Thursday, October 07, 2021

Call for Chapters: Discovery and Practical Applications of Using U.S. Government Information

We are seeking chapter proposals for a new edited collection tentatively titled "What Can Government Information Do for Me? Discovery and Practical Applications of Using U.S. Government Information", to be published by McFarland & Company.

The purpose of this work is to explore the identification of and practical application of U.S. government information.  Libraries will be provided with information about finding and applying readily available and free U.S. government information sources.  Library personnel must remain knowledgeable about critical agencies and departments of the U.S. Government and their websites, how to navigate the websites, learn what basic information each provides, and what "hidden treasures" are available.  Library personnel  need to understand how to apply this information in the performance of their duties and learn from the experiences of colleagues.  This includes answering various types of patron questions, performing community outreach, engaging in civic activities, serving business patrons, and providing classroom instruction.

This work will collect chapters that focus on various topics and how users can navigate various U.S. departments and agencies, and their websites, to find information and answer practical problems.  For example, one chapter could focus on finding information about grants and federal government internships.  This could be of value to high school, college, and graduate students who are looking to build their resumes, but might not have thought about the federal government as a source for grants and internships. Most government agencies offer internships of some kind, from humanities, to medical, to science, to agriculture - a plethora of resources that could be useful to any major or interest a student might have.

Please submit a proposal of 250-500 words for consideration.

The audience is librarians and library professions from academic, public, school, federal, and special libraries.  The book's thesis is to provide a volume that informs the reader about U.S. Government resources, how to use these resources to answer different topics, and provide practical applications the reader can implement and adapt in one's library environment. This will be a very practical, "hands-on" work to guide people to resources they might not have ever discovered.

Topics could include, but not limited to:
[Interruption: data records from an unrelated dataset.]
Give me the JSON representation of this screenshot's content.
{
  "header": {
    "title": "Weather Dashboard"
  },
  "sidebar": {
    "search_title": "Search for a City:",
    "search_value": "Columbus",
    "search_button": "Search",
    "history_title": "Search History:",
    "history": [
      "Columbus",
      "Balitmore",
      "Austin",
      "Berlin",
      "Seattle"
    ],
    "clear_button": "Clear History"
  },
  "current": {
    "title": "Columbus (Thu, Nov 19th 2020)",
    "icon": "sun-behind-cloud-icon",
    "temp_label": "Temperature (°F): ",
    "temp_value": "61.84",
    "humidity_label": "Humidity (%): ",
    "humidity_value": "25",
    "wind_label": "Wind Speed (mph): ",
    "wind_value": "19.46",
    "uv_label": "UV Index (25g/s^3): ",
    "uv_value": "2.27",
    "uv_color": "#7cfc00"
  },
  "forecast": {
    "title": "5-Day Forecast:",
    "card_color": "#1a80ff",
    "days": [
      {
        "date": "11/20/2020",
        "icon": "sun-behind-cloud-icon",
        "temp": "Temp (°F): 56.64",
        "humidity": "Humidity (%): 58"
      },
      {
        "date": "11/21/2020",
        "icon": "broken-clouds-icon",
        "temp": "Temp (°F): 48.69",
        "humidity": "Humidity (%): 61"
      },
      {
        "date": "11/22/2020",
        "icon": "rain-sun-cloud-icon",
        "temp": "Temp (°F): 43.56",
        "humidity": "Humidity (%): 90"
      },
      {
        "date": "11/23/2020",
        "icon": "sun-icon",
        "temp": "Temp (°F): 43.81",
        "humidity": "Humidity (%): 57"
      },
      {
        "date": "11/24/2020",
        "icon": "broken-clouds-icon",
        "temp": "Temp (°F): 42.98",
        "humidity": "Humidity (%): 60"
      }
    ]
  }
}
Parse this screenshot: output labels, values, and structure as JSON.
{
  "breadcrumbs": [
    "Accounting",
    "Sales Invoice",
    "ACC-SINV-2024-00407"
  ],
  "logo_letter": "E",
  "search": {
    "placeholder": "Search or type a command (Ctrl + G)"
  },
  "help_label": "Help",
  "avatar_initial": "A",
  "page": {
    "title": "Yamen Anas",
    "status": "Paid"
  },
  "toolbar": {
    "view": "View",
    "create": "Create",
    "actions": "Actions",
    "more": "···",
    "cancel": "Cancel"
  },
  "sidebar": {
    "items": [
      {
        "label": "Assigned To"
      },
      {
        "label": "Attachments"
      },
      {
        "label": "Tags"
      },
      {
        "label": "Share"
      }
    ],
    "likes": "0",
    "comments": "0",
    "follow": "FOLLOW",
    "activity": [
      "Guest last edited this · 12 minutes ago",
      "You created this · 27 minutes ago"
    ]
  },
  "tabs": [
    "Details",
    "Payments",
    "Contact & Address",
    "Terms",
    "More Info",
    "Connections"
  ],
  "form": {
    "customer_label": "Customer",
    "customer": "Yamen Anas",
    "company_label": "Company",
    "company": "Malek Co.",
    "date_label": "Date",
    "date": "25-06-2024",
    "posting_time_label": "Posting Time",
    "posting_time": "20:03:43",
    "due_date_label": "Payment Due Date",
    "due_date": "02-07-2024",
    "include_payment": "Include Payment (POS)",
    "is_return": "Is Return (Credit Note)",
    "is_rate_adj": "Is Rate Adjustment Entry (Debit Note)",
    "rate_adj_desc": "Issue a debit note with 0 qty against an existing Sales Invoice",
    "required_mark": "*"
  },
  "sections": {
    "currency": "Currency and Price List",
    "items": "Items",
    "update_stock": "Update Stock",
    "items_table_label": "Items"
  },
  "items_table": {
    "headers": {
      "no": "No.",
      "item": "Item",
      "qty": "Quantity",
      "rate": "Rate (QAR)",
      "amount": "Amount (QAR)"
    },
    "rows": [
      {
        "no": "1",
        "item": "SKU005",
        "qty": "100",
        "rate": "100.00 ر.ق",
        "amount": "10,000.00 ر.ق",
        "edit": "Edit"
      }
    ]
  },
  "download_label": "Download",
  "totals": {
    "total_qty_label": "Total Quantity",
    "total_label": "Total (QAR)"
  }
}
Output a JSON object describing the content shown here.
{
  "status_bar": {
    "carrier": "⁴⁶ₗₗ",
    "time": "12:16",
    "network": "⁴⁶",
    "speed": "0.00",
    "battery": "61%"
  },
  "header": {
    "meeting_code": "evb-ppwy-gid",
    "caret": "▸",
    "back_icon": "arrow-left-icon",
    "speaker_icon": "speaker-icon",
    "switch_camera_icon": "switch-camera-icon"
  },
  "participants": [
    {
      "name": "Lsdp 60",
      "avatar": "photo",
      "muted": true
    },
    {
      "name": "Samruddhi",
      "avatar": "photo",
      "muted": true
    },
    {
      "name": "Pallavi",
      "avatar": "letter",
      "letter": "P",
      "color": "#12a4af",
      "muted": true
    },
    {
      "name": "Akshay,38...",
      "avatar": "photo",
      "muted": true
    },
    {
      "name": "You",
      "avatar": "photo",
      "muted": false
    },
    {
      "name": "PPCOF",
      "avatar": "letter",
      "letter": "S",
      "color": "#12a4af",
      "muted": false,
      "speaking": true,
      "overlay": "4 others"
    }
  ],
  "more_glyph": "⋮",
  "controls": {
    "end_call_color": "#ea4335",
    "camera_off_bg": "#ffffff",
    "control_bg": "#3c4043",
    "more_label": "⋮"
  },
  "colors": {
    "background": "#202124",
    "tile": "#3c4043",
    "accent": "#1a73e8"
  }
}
  *   Serial Set
  *   Entrepreneurship/starting a business/business plans/nonprofits/funding
  *   Treaties
  *   Executive Orders and Proclamations
  *   Military
  *   Presidential Campaigns/history
  *   Finding Images
  *   Native American History
  *   Census Bureau Statistics - case studies (e.g. business, population studies)
  *   Current Events
  *   Health and Human Services - health, nutrition, smoking, fitness, epidemics
  *   Lobbying/Campaign Financing/Expenditures
  *   International Trade
  *   Science (e.g. NASA, NOAA, NWS, USGS)
  *   Genealogical searching
  *   Researching an Industry with relevant examples
  *   Finding money - could include grants, property searches, and unclaimed money from the government, benefits and loans, spending, saving, and investing
  *   Federal job openings and internships

An example of a chapter on employment could include tracking these government sources:

  *   finding government jobs (e.g. and openings in individual states;
  *   outlook of a specific type of job, such as information found in the Occupational Outlook Handbook (
  *   using census information to find out median incomes and cost of living (;
  *   COBRA continuation of health coverage; (; and
  *   retirement information (Social Security, planning for retirement including 401k (, and Medicare (

By October 15, 2021, please email your chapter proposals to the co-editors:

Tom Diamond
Louisiana State University

Dominique Hallett
Arkansas State University

Tom Diamond
Louisiana State University